brilliantly creates a grotesque, lawless

Quotable: Welles: “Come
on, read my future for me.” Woman: “You
haven’t got any.”

Chinatown (1974)
Director: Roman Polanski
Paramount Home Video, $12.98
Screenwriter Robert Towne and director
Polanski deliver a lesson in creating
near-perfect noir. From its intelligently
twisting plot involving Los Angeles
water rights to Jack Nicholson’s definitively
cynical, stubborn and competent
Jake Gittes, Chinatown journeys into
darkness—here in the form of John
Huston. In Polanski’s darkest of noirs,
power wins and there’s naught to be
done. The final, freighted lines explain
nothing and everything: “Forget it,
Jake. It’s Chinatown.” What more can
be said?

Quotable: Polanski, as a
thug holding a knife to Nicholson’s
nose: “You’re a very nosy fellow, kitty
cat. Huh? You know what happens
to nosy fellows? Huh? No? Wanna
guess? Huh? No? Okay. They lose their

Unforgiven (1992)
Director: Clint Eastwood
Warner Home Video, $19.98
A noir western? All the elements are
here: Brutal law enforcement, a seemingly
“regular Joe” dragged back into a
world of violence and an oppressive
atmosphere with one of the (literally)
darkest fade-outs imaginable. This is
no morality play—nobility is notably
absent. Clearly, Unforgiven has roots in
the dark underbelly of the genre.
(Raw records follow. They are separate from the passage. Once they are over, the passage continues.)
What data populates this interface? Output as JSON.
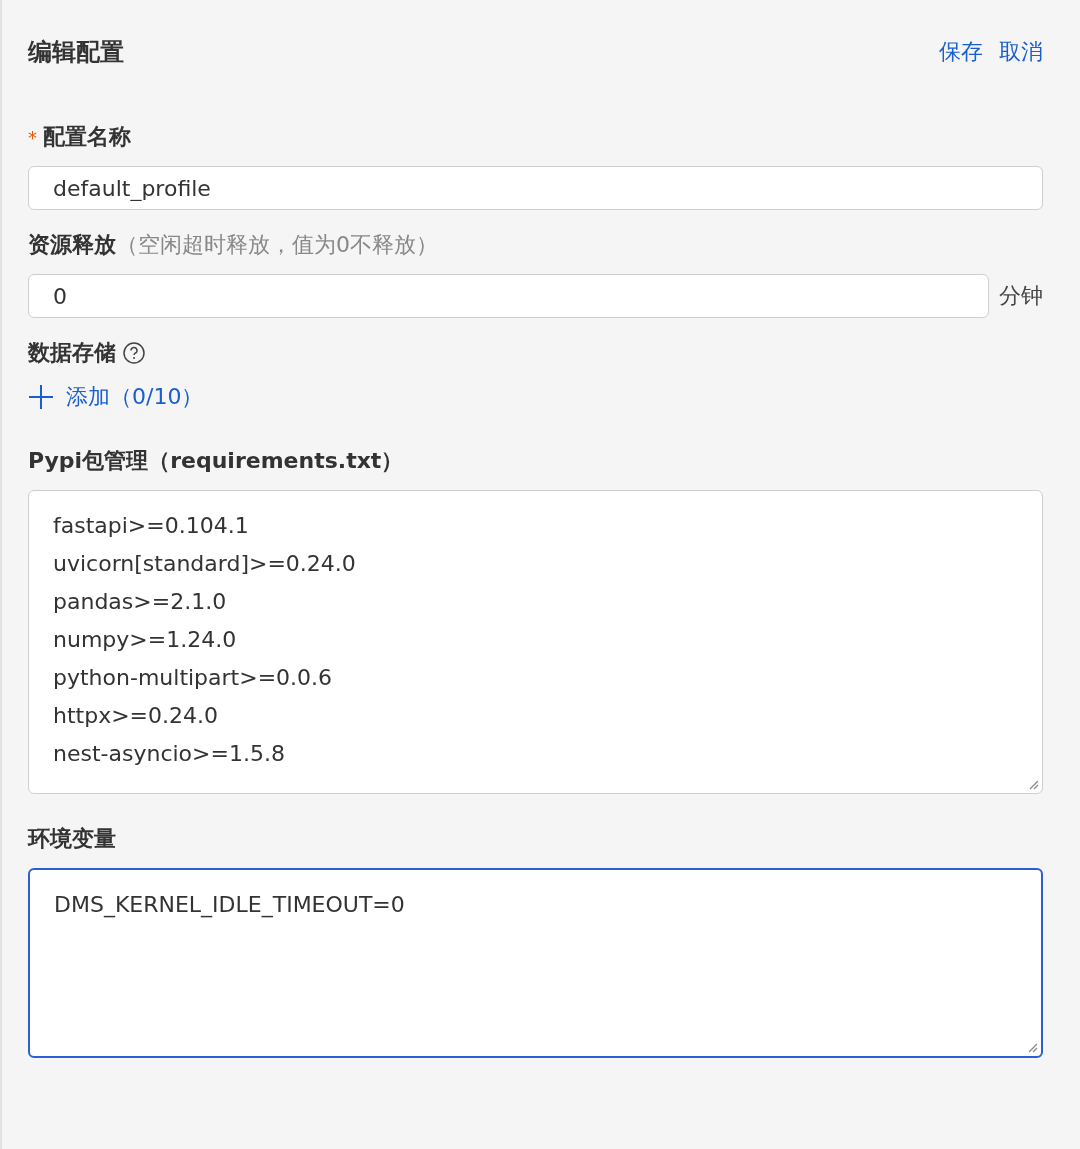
{
  "header": {
    "title": "编辑配置",
    "actions": [
      {
        "label": "保存"
      },
      {
        "label": "取消"
      }
    ]
  },
  "fields": [
    {
      "kind": "input",
      "label": "配置名称",
      "required_mark": "*",
      "value": "default_profile"
    },
    {
      "kind": "input",
      "label": "资源释放",
      "hint": "（空闲超时释放，值为0不释放）",
      "value": "0",
      "suffix": "分钟"
    },
    {
      "kind": "list",
      "label": "数据存储",
      "help": true,
      "add_label": "添加（0/10）"
    },
    {
      "kind": "textarea",
      "label": "Pypi包管理（requirements.txt）",
      "focused": false,
      "lines": [
        "fastapi>=0.104.1",
        "uvicorn[standard]>=0.24.0",
        "pandas>=2.1.0",
        "numpy>=1.24.0",
        "python-multipart>=0.0.6",
        "httpx>=0.24.0",
        "nest-asyncio>=1.5.8"
      ]
    },
    {
      "kind": "textarea",
      "label": "环境变量",
      "focused": true,
      "lines": [
        "DMS_KERNEL_IDLE_TIMEOUT=0"
      ]
    }
  ]
}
The
film is an unsparing, ultimately unforgiving
view of a violent, corrupt world.

Quotable: Gene Hackman’s Little
Bill Daggett: “I don’t deserve this. To
die like this. I was building a house.”
Eastwood, before pulling the trigger:
“Deserving’s got nothing to do with it.”
Fade to black. MM